Element data from apps and pages
▼

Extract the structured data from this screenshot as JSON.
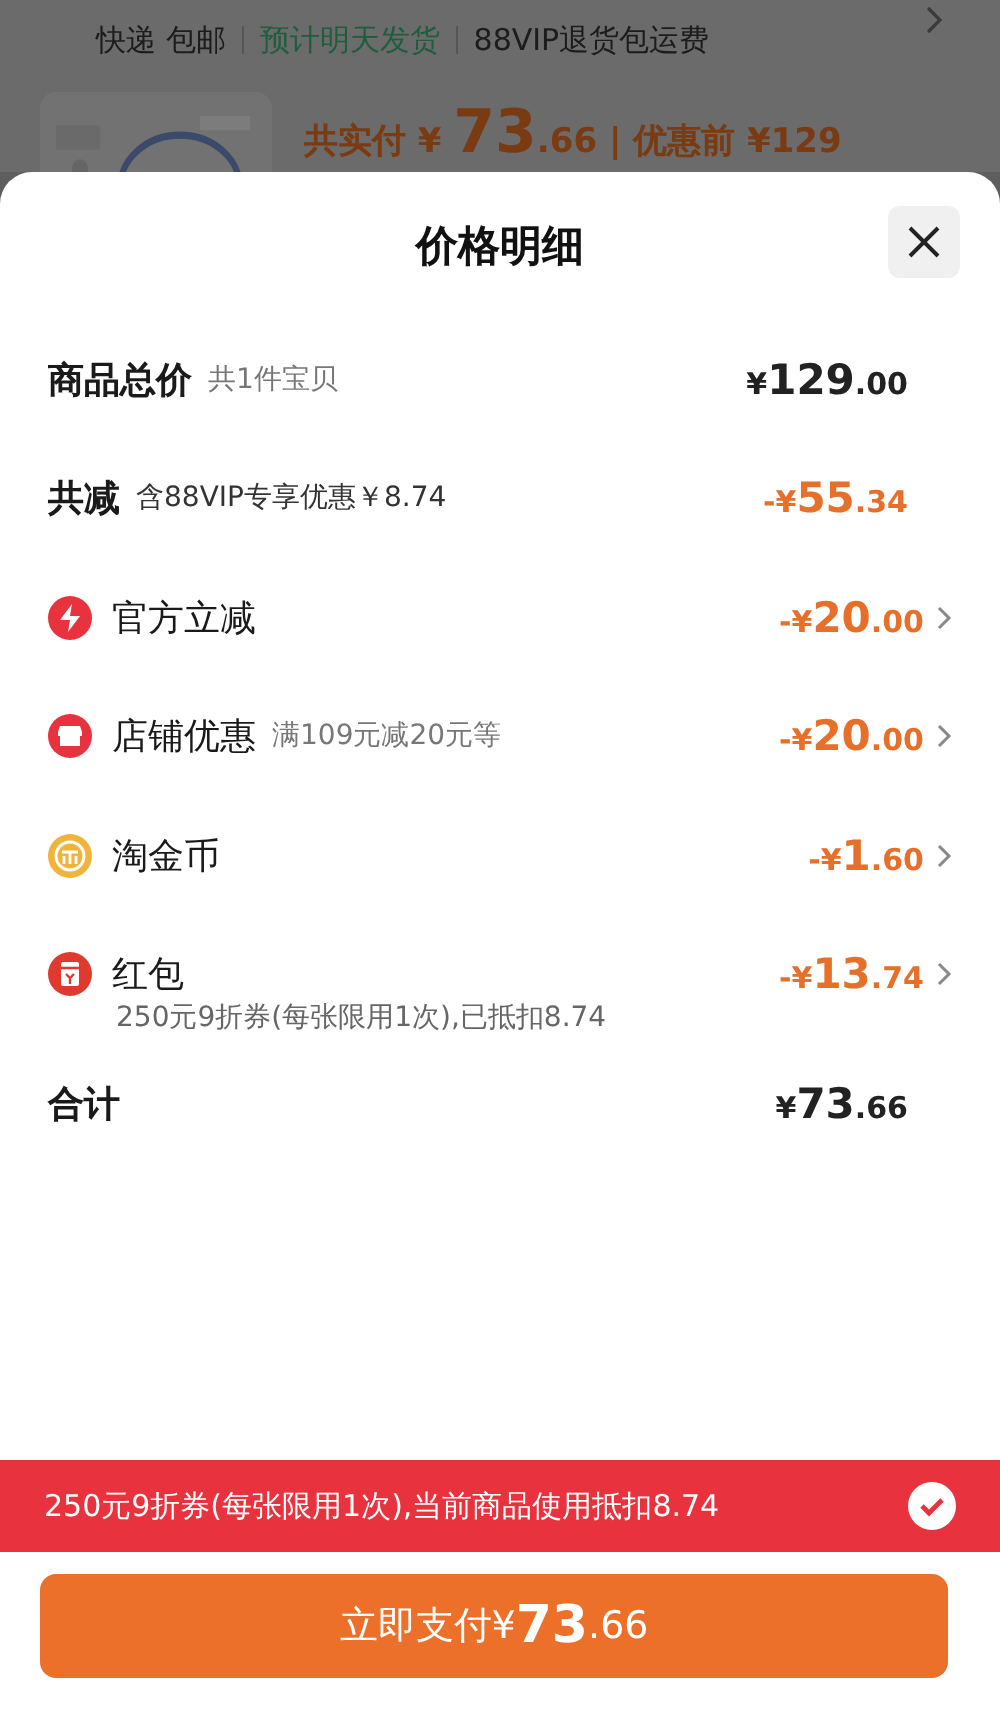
{
  "background": {
    "shipping": [
      {
        "text": "快递 包邮",
        "kind": "plain"
      },
      {
        "text": "预计明天发货",
        "kind": "green"
      },
      {
        "text": "88VIP退货包运费",
        "kind": "plain"
      }
    ],
    "price_line": "共实付 ¥ **73**.66 | 优惠前 ¥129"
  },
  "sheet": {
    "title": "价格明细",
    "rows": [
      {
        "kind": "total",
        "label": "商品总价",
        "note": "共1件宝贝",
        "amount": "¥**129**.00"
      },
      {
        "kind": "reduce",
        "label": "共减",
        "note": "含88VIP专享优惠￥8.74",
        "amount": "-¥**55**.34"
      },
      {
        "kind": "item",
        "color": "#e8333f",
        "label": "官方立减",
        "amount": "-¥**20**.00"
      },
      {
        "kind": "item",
        "color": "#e8333f",
        "label": "店铺优惠",
        "note": "满109元减20元等",
        "amount": "-¥**20**.00"
      },
      {
        "kind": "item",
        "color": "#f0b43c",
        "label": "淘金币",
        "amount": "-¥**1**.60"
      },
      {
        "kind": "item",
        "color": "#e03a2f",
        "label": "红包",
        "amount": "-¥**13**.74",
        "detail": "250元9折券(每张限用1次),已抵扣8.74"
      },
      {
        "kind": "sum",
        "label": "合计",
        "amount": "¥**73**.66"
      }
    ]
  },
  "coupon_banner": {
    "text": "250元9折券(每张限用1次),当前商品使用抵扣8.74",
    "checked": true
  },
  "pay_button": "立即支付¥**73**.66"
}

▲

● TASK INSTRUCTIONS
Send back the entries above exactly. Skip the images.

● ANSWER FOR THIS EXERCISE
Extract the structured data from this screenshot as JSON.
{
  "background": {
    "shipping": [
      {
        "text": "快递 包邮",
        "kind": "plain"
      },
      {
        "text": "预计明天发货",
        "kind": "green"
      },
      {
        "text": "88VIP退货包运费",
        "kind": "plain"
      }
    ],
    "price_line": "共实付 ¥ **73**.66 | 优惠前 ¥129"
  },
  "sheet": {
    "title": "价格明细",
    "rows": [
      {
        "kind": "total",
        "label": "商品总价",
        "note": "共1件宝贝",
        "amount": "¥**129**.00"
      },
      {
        "kind": "reduce",
        "label": "共减",
        "note": "含88VIP专享优惠￥8.74",
        "amount": "-¥**55**.34"
      },
      {
        "kind": "item",
        "color": "#e8333f",
        "label": "官方立减",
        "amount": "-¥**20**.00"
      },
      {
        "kind": "item",
        "color": "#e8333f",
        "label": "店铺优惠",
        "note": "满109元减20元等",
        "amount": "-¥**20**.00"
      },
      {
        "kind": "item",
        "color": "#f0b43c",
        "label": "淘金币",
        "amount": "-¥**1**.60"
      },
      {
        "kind": "item",
        "color": "#e03a2f",
        "label": "红包",
        "amount": "-¥**13**.74",
        "detail": "250元9折券(每张限用1次),已抵扣8.74"
      },
      {
        "kind": "sum",
        "label": "合计",
        "amount": "¥**73**.66"
      }
    ]
  },
  "coupon_banner": {
    "text": "250元9折券(每张限用1次),当前商品使用抵扣8.74",
    "checked": true
  },
  "pay_button": "立即支付¥**73**.66"
}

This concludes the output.